◆ **PROVIDED RECORDS**
>>>
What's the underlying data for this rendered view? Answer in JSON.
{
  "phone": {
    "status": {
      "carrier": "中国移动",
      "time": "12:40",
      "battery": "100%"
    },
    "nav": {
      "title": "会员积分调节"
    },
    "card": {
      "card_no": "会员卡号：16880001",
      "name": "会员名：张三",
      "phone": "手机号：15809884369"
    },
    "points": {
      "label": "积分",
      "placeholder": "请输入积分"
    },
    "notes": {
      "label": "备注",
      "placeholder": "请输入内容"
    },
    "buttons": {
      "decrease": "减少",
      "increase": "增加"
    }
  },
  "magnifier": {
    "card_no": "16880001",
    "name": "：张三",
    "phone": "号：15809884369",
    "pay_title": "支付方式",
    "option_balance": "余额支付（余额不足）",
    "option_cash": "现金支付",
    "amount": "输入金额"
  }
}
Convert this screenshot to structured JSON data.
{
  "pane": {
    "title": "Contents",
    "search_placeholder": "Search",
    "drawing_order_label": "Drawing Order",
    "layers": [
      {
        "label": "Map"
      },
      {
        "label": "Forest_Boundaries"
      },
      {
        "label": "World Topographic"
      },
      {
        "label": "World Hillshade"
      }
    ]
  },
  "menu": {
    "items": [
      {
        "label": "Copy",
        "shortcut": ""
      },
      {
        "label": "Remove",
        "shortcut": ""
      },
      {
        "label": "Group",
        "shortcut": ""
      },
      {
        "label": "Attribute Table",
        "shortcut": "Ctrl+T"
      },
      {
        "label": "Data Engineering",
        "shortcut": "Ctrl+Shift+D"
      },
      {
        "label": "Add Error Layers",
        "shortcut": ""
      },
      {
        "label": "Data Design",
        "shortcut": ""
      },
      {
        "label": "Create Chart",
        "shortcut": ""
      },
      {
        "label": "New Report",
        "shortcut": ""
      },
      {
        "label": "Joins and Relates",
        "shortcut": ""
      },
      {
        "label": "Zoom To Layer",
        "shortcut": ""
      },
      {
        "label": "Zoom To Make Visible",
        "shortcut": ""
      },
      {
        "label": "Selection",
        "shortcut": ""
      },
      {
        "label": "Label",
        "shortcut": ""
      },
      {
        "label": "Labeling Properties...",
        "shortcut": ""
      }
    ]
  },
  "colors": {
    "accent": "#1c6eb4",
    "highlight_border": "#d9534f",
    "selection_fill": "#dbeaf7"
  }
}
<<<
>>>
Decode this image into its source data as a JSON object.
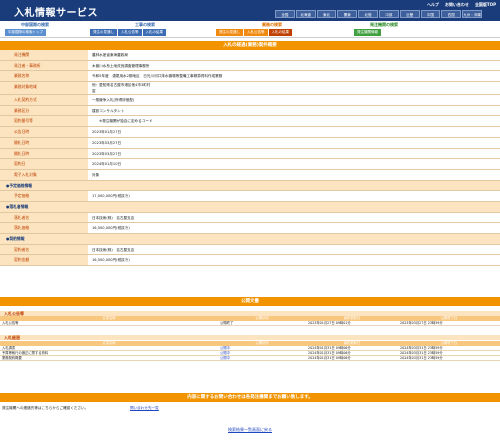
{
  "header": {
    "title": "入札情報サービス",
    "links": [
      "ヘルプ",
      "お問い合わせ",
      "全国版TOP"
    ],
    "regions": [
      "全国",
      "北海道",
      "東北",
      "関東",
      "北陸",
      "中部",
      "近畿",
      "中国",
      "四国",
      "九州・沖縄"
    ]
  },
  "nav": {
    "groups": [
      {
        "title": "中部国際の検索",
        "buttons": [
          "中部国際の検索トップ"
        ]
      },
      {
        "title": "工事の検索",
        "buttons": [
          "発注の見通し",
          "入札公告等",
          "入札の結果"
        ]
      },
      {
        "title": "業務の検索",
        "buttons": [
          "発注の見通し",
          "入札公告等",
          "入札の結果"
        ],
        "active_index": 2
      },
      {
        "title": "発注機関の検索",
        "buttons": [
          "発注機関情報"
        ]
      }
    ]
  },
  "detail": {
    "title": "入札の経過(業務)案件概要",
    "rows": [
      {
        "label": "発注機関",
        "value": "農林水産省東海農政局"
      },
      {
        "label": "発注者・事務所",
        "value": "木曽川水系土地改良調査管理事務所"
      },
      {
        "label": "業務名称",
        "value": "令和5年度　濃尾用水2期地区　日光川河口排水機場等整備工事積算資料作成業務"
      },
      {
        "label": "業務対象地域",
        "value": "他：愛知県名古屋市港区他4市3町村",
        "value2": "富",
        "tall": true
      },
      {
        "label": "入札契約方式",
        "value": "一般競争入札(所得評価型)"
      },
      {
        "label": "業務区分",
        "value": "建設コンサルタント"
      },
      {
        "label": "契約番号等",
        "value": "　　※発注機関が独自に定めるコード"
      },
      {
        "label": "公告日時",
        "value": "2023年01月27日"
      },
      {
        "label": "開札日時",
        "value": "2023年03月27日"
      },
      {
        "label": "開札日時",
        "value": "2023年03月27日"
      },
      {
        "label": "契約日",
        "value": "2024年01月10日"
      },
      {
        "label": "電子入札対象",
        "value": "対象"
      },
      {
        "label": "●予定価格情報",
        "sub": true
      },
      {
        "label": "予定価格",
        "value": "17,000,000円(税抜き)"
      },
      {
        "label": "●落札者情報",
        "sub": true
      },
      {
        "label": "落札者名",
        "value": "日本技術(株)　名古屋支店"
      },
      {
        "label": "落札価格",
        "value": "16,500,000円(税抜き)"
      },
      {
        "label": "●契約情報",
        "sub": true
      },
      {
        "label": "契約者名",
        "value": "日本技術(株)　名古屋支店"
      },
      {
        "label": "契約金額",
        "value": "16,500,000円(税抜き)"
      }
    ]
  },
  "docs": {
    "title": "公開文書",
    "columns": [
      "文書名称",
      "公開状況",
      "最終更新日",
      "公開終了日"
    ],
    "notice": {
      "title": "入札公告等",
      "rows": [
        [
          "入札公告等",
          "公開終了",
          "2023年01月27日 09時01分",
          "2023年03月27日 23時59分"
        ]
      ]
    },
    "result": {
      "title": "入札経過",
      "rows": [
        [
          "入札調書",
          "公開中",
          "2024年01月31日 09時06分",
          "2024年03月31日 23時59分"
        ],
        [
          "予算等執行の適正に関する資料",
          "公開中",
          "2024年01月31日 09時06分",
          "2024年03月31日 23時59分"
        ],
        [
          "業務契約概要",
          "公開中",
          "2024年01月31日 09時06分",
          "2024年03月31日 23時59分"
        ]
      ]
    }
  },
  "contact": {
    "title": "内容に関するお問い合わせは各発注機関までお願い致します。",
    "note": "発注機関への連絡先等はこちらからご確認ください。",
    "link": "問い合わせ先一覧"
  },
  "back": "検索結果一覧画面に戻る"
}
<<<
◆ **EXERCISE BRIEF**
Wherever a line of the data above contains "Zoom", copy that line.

◆ **ANSWER SECTION**
        "label": "Zoom To Layer",
        "label": "Zoom To Make Visible",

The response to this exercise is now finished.